Dr Mess will discuss the chief characteristics of the chief kinds of English schools, the influence of games upon conduct and ideals, education, and so forth.
In which Radio Brings to Life Curious Anecdotes of the Past and Present including
' Believe it or Not' by RIPLEY
Material collected by LESLIE BAILY , ROBERT RIPLEY. , and CHARLES BREWER who introduces the programme
Supported by THE BBC VARIETY ORCHESTRA
Conducted by CHARLES SHADWELL
The original ' Strange to Relate ', in which music, history, and personalities combined to tell their own anecdotes, was broadcast in April. Letters poured in from listeners, one enthusiast saying : ' Strange to relate, but we want more '.
One who was interested was
Robert Ripley , whose ' Relieve it or not' programmes are outstanding radio features in America. (He broadcast, by the by, in the very first ' In Town Tonight' on November 18, 1933.)
As a result of his interest, Ripley offered Charles Brewer the use of his library of coincidences. There are to be three ' Strange to Relate ' programmes-tonight's, and one each in November and December-and in each will be included one or two of Ripley's curiosities, and also material collected by Brewer and Baily, of ' Serapbook ' fame.
Here is a chance for listeners to have some strange incident in their own lives put on the air. Those who think they have material that justifies inclusion in these programmes should submit their contributions to Charles Brewer , c/o BBC, Broadcasting House, London, W.i, but contributions should be limited to 300 words.
including Weather Forecast and Forecast for Shipping
SARAH FISCHER (mezzo-soprano)
THE LAURANCE TURNER
Laurance Turner (violin); Walter Price (violin); Eric Bray (viola);
Jack Shinebourne (violoncello)
Gabriel Faur é (1845-1924) was one of the greatest composers that France produced during the nineteenth century.
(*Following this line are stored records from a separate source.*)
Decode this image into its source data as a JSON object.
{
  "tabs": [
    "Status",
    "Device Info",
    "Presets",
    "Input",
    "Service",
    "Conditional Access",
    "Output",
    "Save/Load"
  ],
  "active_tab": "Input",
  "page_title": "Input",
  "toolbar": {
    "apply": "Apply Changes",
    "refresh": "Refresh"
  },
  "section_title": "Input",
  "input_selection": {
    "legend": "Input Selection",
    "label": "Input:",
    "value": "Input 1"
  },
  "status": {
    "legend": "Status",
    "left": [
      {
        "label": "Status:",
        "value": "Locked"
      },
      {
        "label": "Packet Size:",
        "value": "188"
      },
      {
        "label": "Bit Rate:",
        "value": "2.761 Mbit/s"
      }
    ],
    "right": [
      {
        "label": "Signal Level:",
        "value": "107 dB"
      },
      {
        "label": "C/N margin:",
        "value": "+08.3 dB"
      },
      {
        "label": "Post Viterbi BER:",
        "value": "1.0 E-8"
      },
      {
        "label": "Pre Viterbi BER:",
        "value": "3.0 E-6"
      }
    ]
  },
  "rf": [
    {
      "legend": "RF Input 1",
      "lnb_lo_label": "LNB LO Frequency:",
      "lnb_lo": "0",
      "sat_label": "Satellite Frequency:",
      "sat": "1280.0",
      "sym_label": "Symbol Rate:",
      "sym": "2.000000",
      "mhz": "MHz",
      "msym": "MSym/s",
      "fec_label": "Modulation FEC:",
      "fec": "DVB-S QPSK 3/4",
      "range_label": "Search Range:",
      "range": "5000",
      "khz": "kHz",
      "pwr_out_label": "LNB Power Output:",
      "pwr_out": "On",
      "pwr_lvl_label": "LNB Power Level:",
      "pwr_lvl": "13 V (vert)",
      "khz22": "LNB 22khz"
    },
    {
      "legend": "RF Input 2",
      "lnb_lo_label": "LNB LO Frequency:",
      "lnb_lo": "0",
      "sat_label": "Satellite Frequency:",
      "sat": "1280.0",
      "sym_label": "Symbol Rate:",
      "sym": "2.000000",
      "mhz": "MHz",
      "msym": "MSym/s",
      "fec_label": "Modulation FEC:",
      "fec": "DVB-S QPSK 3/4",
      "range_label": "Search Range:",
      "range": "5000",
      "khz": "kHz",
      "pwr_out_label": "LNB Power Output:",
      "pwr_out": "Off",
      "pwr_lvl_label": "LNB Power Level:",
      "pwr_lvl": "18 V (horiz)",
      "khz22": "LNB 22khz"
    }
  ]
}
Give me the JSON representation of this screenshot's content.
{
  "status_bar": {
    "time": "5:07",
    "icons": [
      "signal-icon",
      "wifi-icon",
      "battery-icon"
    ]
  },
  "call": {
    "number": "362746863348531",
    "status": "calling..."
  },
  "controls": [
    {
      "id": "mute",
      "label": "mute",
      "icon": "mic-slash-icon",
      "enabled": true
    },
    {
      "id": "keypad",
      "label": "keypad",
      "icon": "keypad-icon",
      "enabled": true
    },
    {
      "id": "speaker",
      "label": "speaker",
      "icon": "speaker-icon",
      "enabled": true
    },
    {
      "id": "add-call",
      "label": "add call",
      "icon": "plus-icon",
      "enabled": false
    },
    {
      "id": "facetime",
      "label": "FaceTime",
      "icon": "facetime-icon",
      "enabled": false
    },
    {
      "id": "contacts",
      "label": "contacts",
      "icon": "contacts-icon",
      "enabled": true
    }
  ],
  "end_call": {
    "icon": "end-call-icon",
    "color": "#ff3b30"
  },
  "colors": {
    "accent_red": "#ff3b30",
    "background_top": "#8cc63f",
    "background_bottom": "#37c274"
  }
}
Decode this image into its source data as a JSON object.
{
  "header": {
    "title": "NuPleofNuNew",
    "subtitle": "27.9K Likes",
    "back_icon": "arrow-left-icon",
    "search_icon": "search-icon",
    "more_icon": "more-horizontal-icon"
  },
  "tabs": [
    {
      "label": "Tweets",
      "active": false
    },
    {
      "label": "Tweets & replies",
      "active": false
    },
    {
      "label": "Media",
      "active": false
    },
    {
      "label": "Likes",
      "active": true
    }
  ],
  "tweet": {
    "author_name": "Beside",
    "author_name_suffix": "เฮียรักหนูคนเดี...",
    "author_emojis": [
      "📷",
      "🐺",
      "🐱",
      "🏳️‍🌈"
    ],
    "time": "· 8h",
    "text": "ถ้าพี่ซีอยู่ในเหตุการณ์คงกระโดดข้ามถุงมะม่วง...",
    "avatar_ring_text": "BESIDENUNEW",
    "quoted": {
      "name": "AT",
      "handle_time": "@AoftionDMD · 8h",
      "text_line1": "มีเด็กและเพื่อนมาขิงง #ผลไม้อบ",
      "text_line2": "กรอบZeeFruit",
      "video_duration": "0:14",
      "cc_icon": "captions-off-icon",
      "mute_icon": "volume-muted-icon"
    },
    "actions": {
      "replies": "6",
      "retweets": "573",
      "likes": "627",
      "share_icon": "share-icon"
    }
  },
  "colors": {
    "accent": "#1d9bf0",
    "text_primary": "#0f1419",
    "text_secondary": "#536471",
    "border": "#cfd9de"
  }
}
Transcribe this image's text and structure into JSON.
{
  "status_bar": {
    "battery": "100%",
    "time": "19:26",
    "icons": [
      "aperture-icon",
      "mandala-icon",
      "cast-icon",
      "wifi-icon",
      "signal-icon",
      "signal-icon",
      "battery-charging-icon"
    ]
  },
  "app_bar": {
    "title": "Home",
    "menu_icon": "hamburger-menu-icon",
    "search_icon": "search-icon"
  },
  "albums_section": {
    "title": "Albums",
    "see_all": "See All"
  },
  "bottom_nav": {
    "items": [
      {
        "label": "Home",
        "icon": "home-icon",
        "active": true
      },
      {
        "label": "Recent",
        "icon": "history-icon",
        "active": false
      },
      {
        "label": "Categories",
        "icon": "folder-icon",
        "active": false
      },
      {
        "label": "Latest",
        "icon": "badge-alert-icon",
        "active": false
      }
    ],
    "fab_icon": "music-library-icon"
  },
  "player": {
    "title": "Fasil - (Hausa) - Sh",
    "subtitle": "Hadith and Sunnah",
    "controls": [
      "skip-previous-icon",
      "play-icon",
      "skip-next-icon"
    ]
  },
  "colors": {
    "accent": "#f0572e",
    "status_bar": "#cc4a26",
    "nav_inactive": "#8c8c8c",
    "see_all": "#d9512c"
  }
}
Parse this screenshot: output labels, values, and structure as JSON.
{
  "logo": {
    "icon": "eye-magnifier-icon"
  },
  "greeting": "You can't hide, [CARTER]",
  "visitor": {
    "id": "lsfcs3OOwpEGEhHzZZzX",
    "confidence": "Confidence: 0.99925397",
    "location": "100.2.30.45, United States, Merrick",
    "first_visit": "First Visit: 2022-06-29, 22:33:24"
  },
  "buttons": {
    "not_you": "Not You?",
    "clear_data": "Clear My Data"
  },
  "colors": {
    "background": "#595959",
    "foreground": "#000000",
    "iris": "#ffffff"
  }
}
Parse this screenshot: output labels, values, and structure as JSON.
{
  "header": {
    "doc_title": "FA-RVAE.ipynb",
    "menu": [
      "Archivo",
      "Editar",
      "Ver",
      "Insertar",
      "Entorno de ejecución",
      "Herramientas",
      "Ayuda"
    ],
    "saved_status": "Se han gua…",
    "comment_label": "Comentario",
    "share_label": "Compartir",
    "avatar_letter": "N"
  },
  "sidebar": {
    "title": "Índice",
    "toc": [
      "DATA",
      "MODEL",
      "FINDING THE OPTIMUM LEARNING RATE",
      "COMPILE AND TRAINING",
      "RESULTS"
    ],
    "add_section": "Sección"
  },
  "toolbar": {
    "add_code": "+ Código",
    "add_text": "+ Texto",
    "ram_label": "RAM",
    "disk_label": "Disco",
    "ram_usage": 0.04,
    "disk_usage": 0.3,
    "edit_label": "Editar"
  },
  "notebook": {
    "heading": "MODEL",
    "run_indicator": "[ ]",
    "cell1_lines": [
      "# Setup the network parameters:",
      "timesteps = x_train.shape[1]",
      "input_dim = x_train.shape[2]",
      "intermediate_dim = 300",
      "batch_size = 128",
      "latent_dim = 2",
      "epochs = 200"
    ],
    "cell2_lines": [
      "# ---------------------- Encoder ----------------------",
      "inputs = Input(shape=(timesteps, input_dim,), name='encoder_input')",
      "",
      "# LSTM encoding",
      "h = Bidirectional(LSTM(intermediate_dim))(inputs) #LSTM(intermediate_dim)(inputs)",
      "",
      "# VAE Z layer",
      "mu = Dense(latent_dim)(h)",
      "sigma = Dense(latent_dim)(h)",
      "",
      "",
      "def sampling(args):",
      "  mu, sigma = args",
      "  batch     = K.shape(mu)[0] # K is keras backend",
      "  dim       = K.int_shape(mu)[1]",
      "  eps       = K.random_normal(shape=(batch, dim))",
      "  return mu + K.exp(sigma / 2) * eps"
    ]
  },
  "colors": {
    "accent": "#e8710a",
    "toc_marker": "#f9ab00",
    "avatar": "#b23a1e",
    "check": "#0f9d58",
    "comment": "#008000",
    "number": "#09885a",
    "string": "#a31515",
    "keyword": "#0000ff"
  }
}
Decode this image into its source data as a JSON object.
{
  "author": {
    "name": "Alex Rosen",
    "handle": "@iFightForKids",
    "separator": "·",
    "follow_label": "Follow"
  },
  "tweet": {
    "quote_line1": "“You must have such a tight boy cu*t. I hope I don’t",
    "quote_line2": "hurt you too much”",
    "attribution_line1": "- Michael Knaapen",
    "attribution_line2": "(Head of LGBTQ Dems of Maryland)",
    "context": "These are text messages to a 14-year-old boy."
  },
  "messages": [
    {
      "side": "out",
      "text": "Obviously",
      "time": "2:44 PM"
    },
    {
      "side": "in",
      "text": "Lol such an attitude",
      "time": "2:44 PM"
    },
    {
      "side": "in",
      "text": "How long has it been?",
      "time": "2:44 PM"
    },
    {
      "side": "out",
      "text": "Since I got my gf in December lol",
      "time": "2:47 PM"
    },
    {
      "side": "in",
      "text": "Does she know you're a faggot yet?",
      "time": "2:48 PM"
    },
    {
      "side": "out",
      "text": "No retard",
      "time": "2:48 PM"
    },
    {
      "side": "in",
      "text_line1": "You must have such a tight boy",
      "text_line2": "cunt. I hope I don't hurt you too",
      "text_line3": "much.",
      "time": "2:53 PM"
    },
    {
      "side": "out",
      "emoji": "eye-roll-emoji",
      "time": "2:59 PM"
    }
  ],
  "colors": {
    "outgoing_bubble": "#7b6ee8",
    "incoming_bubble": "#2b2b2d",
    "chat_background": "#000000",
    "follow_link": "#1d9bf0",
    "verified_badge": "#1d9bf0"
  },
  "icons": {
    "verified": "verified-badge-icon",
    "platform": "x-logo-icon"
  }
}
Yet the curious fact remains that, generally speaking, he has been a prophet only in his own country. His position abroad is similar to that of our own Elgar, but his art is as dissimilar to Elgar's as anything could be.
Grace, delicacy, and charm characterise all Faure's music, but nowhere more than in his songs.
Quartet in D minor, Op. 7, No. i (in one movement) Schönberg
Schönberg String Quartet No. i in D minor was completed in 1905. Although this work is in one movement, the music falls into four linked sections corresponding to the usual four movement plan with it? allegro, scherzo, adagio, and Rondo-finale. The thematic material of the entire work is stated in the first allegro section.
Extracts from Chaucer's Prologue to the ' Canterbury Tales'
from the Piccadilly Hotel